- Read = 4
- Write = 2
- Execute = 1
- No permission = 0
So the permissions for our example file would be represented as follows:
- User: 7 (4+2+1)
- Group: 5 (4+1)
- Others: 4 (4)
To calculate the total permission number for a file, you just need to add up the numbers for each category. So our example file would have a permission number of 754.
Understanding file permissions 777
One file permission that you will often see is “777.” This means that the file has read, write, and execute permissions for all users. This is known as a “world-writable” permission and it’s generally considered to be a bad idea.
The file permissions 777 look like this:
This is known as a “full” permission, because it gives all users full read, write, and execute access to the file. This is usually not recommended, because it can be a security risk. Any user on the system can modify or delete the file, which could cause serious problems.
If you need to give all users full access to a file, it is usually better to use a permission of 755. This gives the owner full access, but only allows members of the group and others to read and execute the file. They will not be able to modify it.
How to check file permissions in Linux
To view the permissions of a file or directory, you can use the ls command with the -l option:
This will list all files and directories in the current directory, along with their permissions. For example:
drwxr-xr-x 2 john users 4096 Apr 18 2022 documents
-rw-rw-r– 1 john users 0 Apr 18 2022 file1.txt
-rw-rw-r– 1 john users 0 Apr 18 2022 file2.txt
The first column shows the permissions, the second column shows the number of links, the third column shows the owner, the fourth column shows the group, the fifth column shows the size in bytes, and the sixth column shows the date and time of the last modification.
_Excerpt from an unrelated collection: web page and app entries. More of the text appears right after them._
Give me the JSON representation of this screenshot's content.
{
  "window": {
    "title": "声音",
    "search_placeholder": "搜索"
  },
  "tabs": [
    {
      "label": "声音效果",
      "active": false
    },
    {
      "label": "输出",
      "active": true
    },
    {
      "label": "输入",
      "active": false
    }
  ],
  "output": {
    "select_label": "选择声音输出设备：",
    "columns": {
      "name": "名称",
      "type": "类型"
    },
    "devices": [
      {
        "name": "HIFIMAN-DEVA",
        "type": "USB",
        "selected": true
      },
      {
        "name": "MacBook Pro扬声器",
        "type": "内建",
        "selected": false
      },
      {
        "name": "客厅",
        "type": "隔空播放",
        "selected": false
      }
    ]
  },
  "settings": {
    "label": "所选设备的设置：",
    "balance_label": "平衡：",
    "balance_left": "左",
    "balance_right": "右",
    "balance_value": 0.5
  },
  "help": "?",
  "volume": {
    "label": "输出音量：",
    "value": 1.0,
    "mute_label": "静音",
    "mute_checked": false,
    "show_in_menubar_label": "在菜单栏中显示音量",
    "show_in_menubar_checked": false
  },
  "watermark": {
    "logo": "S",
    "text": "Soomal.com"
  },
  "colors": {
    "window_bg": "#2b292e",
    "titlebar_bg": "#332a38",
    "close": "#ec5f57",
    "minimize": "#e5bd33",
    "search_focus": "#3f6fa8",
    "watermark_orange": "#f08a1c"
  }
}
Let us check out the three files above.
- The first file in the list is a directory with read, write, and execute permissions for the user, read and execute permissions for the group, and read permissions for others.
- The second and third files are regular files with read and write permissions for the user and group, and read permissions for others.
How to change file permissions in Linux
To change the permissions of a file or directory in Linux, you can use the chmod command. For example, to give read and write permissions to the user, read permissions to the group, and no permissions to others for a file named “file1.txt”, you would use the following command:
chmod 640 file1.txt
The chmod command can also be used to set permissions for multiple files at once. For example, to give read and write permissions to the user, and read permissions to the group and others for all files in the current directory, you would use the following command:
chmod 644 *
This would change the permissions of all files in the current directory to read and write for the user, and read for the group and others.
Command (equivalent command using number system) Permissions
- chmod a=rwx myfile.txt chmod 777 myfile.txt rwxrwxrwx
- chmod o= myfile.txt chmod 770 myfile.txt -rwxrwx—
- chmod g=w myfile.txt chmod 720 myfile.txt -rwx-w—-
- chmod go=r myfile.txt chmod 744 myfile.txt -rwxr–r–
- chmod g+x myfile.txt chmod 754 myfile.txt -rwxr-xr–
- chmod o-r myfile.txt chmod 750 myfile.txt -rwxr-x—
To change the owner of a file or directory, you can use the chown command. For example, to change the owner of a file named “file1.txt” to the user “jane”, you would use the following command:
chown jane file1.txt
To change the group of a file or directory, you can use the chgrp command. For example, to change the group of a file named “file1.txt” to the group “sales”, you would use the following command:
chgrp sales file1.txt